USDA’s summer road trip may have come to an end, but many folks are still firing up the grills as summer winds down. With that, consumers still need to be conscious of food safety—from checking temperatures of grilled meat to discarding perishables that have been sitting out too long. A quick U-turn on our road trip explores USDA’s Agricultural Research Service (ARS) food safety research program, which addresses complex food safety challenges by developing scientific information and new technologies to control foodborne contaminants. Read more »
In Washington DC? Bring your dancing shoes and join the USDA Farmers Market at Night on Friday, July 17 from 5 to 8 PM! (Click to enlarge)
If you’re in the Washington, DC-area on Friday, July 17, join us between 5 p.m. and 8 p.m. outside USDA Headquarters at 12th and Independence Avenue, S.W., near the Smithsonian Metro stop. Bring your dancing shoes, friends and appetite. We’ll be holding the third in a series of 6 monthly USDA Farmers Market at Night. The July night market’s “Hot & Cold” theme will feature Brazilian Music, local food trucks and free blueberry ice cream.

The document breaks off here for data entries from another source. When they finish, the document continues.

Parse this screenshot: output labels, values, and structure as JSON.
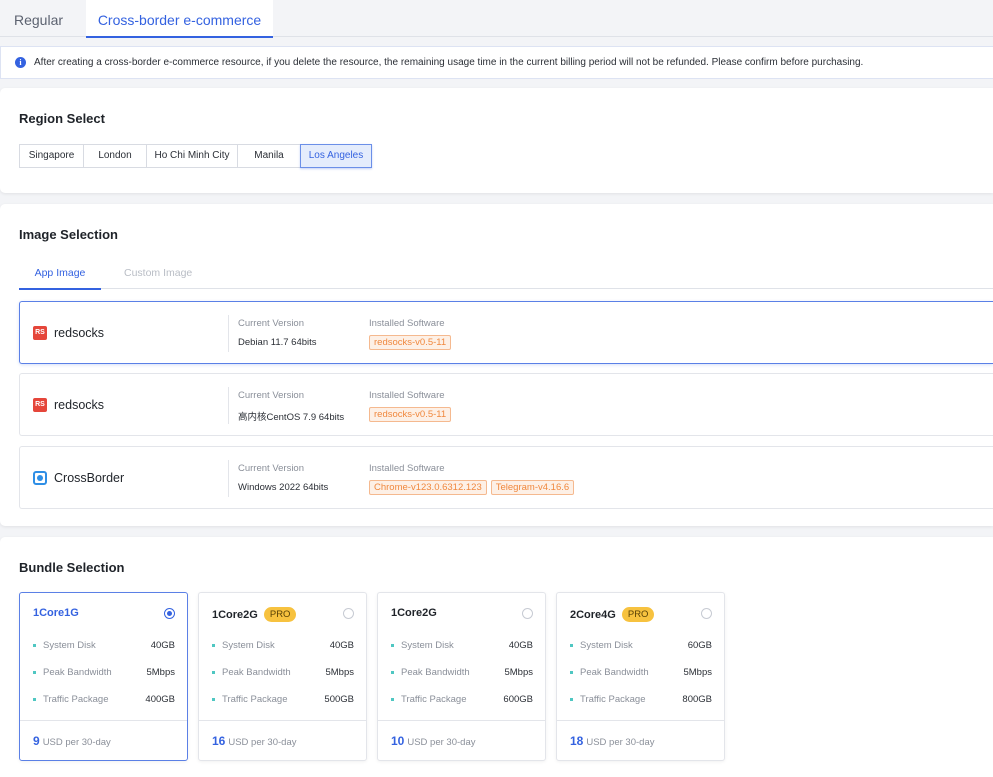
{
  "top_tabs": [
    "Regular",
    "Cross-border e-commerce"
  ],
  "notice": {
    "icon": "info-icon",
    "text": "After creating a cross-border e-commerce resource, if you delete the resource, the remaining usage time in the current billing period will not be refunded. Please confirm before purchasing."
  },
  "region": {
    "title": "Region Select",
    "options": [
      "Singapore",
      "London",
      "Ho Chi Minh City",
      "Manila",
      "Los Angeles"
    ],
    "selected": "Los Angeles"
  },
  "image": {
    "title": "Image Selection",
    "tabs": [
      "App Image",
      "Custom Image"
    ],
    "active_tab": "App Image",
    "version_label": "Current Version",
    "software_label": "Installed Software",
    "cards": [
      {
        "logo": "RS",
        "name": "redsocks",
        "version": "Debian 11.7 64bits",
        "software": [
          "redsocks-v0.5-11"
        ]
      },
      {
        "logo": "RS",
        "name": "redsocks",
        "version": "高内核CentOS 7.9 64bits",
        "software": [
          "redsocks-v0.5-11"
        ]
      },
      {
        "logo": "",
        "name": "CrossBorder",
        "version": "Windows 2022 64bits",
        "software": [
          "Chrome-v123.0.6312.123",
          "Telegram-v4.16.6"
        ]
      }
    ]
  },
  "bundle": {
    "title": "Bundle Selection",
    "spec_labels": [
      "System Disk",
      "Peak Bandwidth",
      "Traffic Package"
    ],
    "price_suffix": "USD per 30-day",
    "pro_label": "PRO",
    "items": [
      {
        "name": "1Core1G",
        "pro": false,
        "disk": "40GB",
        "bandwidth": "5Mbps",
        "traffic": "400GB",
        "price": "9",
        "selected": true
      },
      {
        "name": "1Core2G",
        "pro": true,
        "disk": "40GB",
        "bandwidth": "5Mbps",
        "traffic": "500GB",
        "price": "16",
        "selected": false
      },
      {
        "name": "1Core2G",
        "pro": false,
        "disk": "40GB",
        "bandwidth": "5Mbps",
        "traffic": "600GB",
        "price": "10",
        "selected": false
      },
      {
        "name": "2Core4G",
        "pro": true,
        "disk": "60GB",
        "bandwidth": "5Mbps",
        "traffic": "800GB",
        "price": "18",
        "selected": false
      }
    ]
  },
  "colors": {
    "accent": "#3462e0",
    "tag": "#f0883e",
    "pro": "#f7c23f",
    "dot": "#4fc7c2"
  }
}
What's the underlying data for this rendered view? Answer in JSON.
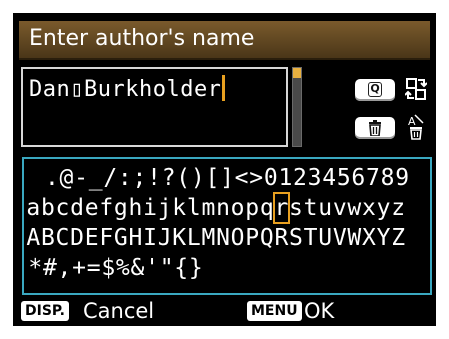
{
  "title": "Enter author's name",
  "name_field": {
    "value": "Dan▯Burkholder"
  },
  "buttons": {
    "q_key_label": "Q",
    "switch_icon": "switch-palette-icon",
    "trash_icon": "trash-icon",
    "delete_char_icon": "delete-character-icon"
  },
  "character_palette": {
    "rows": [
      " .@-_/:;!?()[]<>0123456789",
      "abcdefghijklmnopqrstuvwxyz",
      "ABCDEFGHIJKLMNOPQRSTUVWXYZ",
      "*#,+=$%&'\"{}"
    ],
    "selected_row": 1,
    "selected_col": 17
  },
  "footer": {
    "disp_button": "DISP.",
    "cancel_label": "Cancel",
    "menu_button": "MENU",
    "ok_label": "OK"
  },
  "colors": {
    "title_bar": "#6a4e24",
    "cursor": "#e8a020",
    "palette_border": "#3aa8c0",
    "background": "#000000"
  }
}
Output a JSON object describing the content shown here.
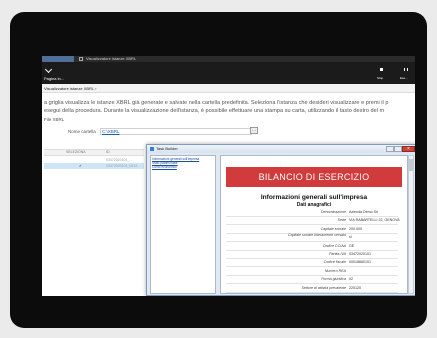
{
  "taskbar": {
    "title": "Visualizzatore istanze XBRL"
  },
  "header": {
    "back_label": "Pagina in...",
    "actions": [
      {
        "label": "Stop",
        "icon": "stop-icon"
      },
      {
        "label": "Ese...",
        "icon": "pause-icon"
      }
    ]
  },
  "breadcrumb": {
    "text": "Visualizzatore istanze XBRL ›"
  },
  "description": {
    "line1": "a griglia visualizza le istanze XBRL già generate e salvate nella cartella predefinita. Seleziona l'istanza che desideri visualizzare e premi il p",
    "line2": "esegui della procedura. Durante la visualizzazione dell'istanza, è possibile effettuare una stampa su carta, utilizzando il tasto destro del m"
  },
  "section_title": "File XBRL",
  "folder": {
    "label": "Nome cartella",
    "value": "C:\\XBRL",
    "browse_icon": "folder-browse-icon"
  },
  "grid": {
    "columns": [
      "SELEZIONA",
      "ID"
    ],
    "rows": [
      {
        "selected": "",
        "id": "03472020101_..."
      },
      {
        "selected": "✔",
        "id": "03472020101_0012..."
      }
    ],
    "highlight_color": "#cde6f7"
  },
  "dialog": {
    "title": "Task Builder",
    "nav": [
      "Informazioni generali sull'impresa",
      "Stato patrimoniale",
      "Conto economico"
    ],
    "banner": "BILANCIO DI ESERCIZIO",
    "doc_title": "Informazioni generali sull'impresa",
    "doc_subtitle": "Dati anagrafici",
    "fields": [
      {
        "label": "Denominazione",
        "value": "Azienda Demo Srl"
      },
      {
        "label": "Sede",
        "value": "VIA RABARTELLI 22, GENOVA"
      },
      {
        "label": "Capitale sociale",
        "value": "200.000"
      },
      {
        "label": "Capitale sociale interamente versato",
        "value": "si"
      },
      {
        "label": "Codice CCIAA",
        "value": "GE"
      },
      {
        "label": "Partita IVA",
        "value": "03472020101"
      },
      {
        "label": "Codice fiscale",
        "value": "00018660101"
      },
      {
        "label": "Numero REA",
        "value": ""
      },
      {
        "label": "Forma giuridica",
        "value": "02"
      },
      {
        "label": "Settore di attività prevalente",
        "value": "220120"
      }
    ],
    "banner_color": "#d13b3b"
  }
}
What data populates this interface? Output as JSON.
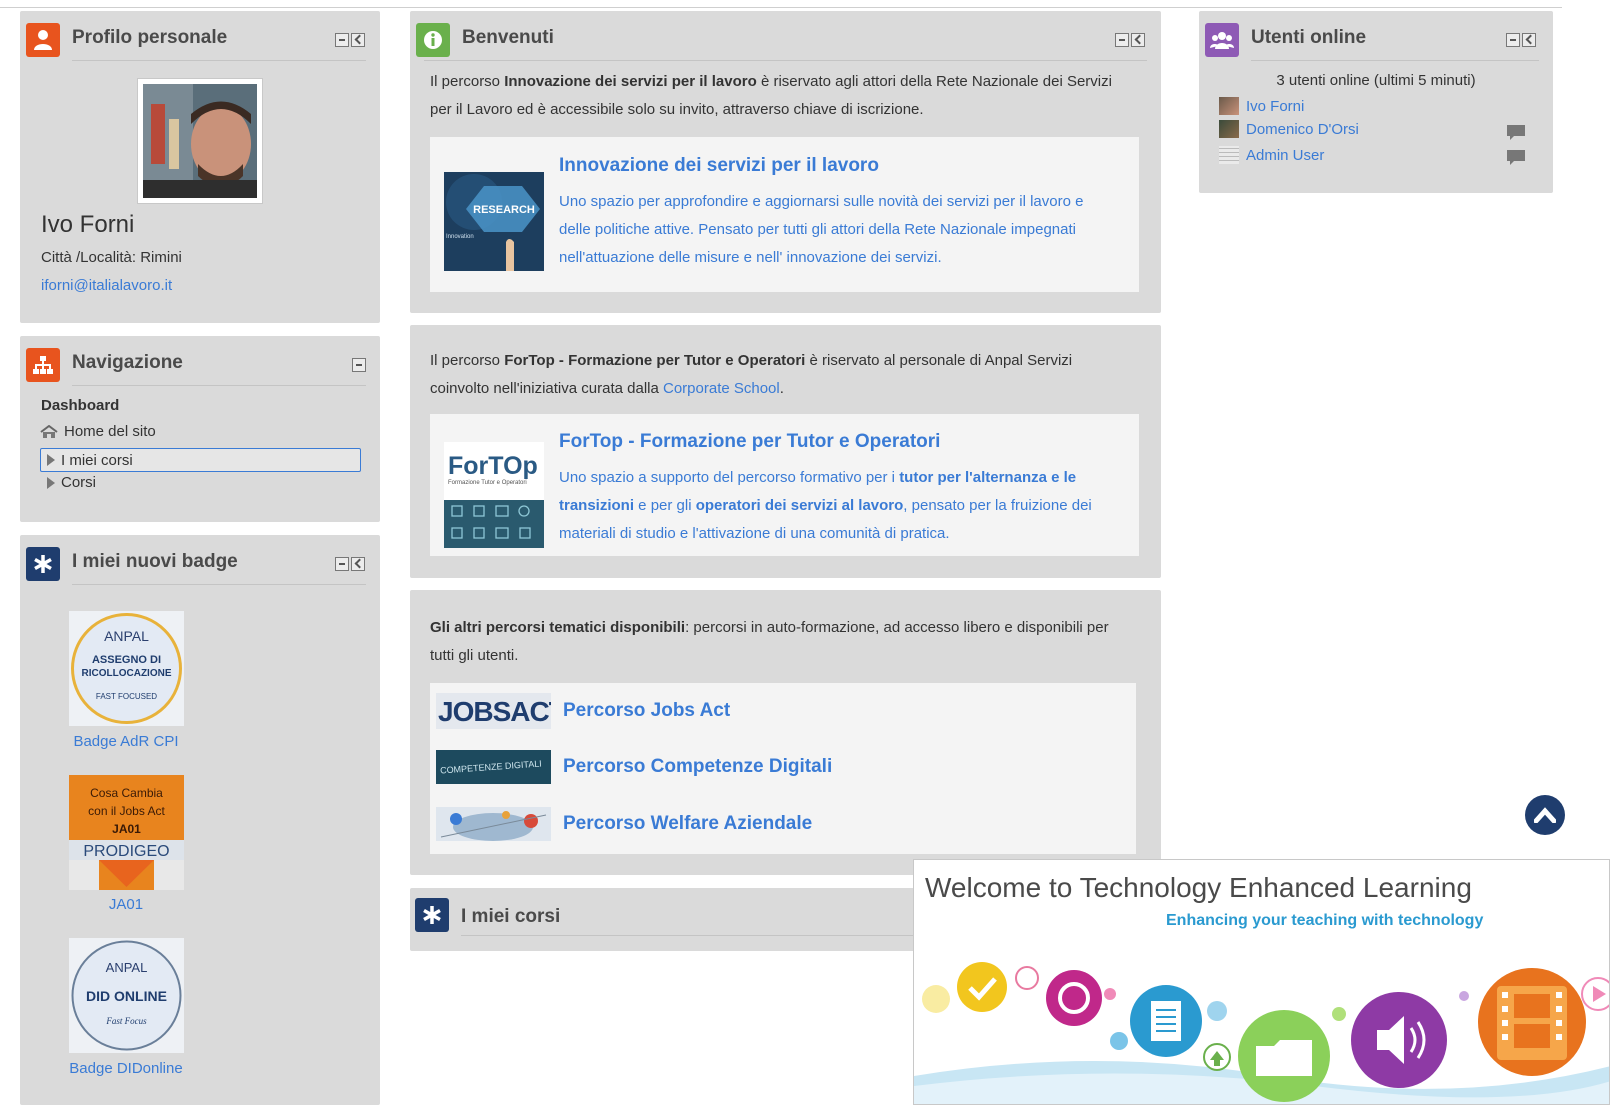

Farmers markets across the country are gathering places where local food producers are building successful businesses and bringing fresh, local food to neighborhoods across the country. As the demand for local food continues to increase, farmers markets are maturing from small stands to entertainment destinations with extended hours, live music, and a variety of local products. Read more »
This summer, the U.S. Department of Agriculture's (USDA) Food Safety and Inspection Service (FSIS) is reminding Americans that #GrillingLikeaPRO is the safest and easiest way to grill. You can’t see harmful bacteria on your burgers, chicken, and steak but using a food thermometer is the only way to know that your food is safe to eat. For more information: www.foodsafety.gov/blog/2015/06/grilling-pro-july-fourth.html
Cross-posted from FoodSafety.gov blog:
Summer is finally here! I can smell those steaks and burgers on the grill already. While grilling outside with our friends and family can be fun, it can also lead to food poisoning.
This summer, the USDA Food Safety and Inspection Service is reminding Americans everywhere that “Grilling Like a PRO” is the safest and easiest way to grill. You can’t see harmful bacteria on your burgers, chicken, and steak—using a food thermometer is the only way to know that your food is safe to eat. The PRO method is an easy way to protect you and your family from foodborne illness. Read more »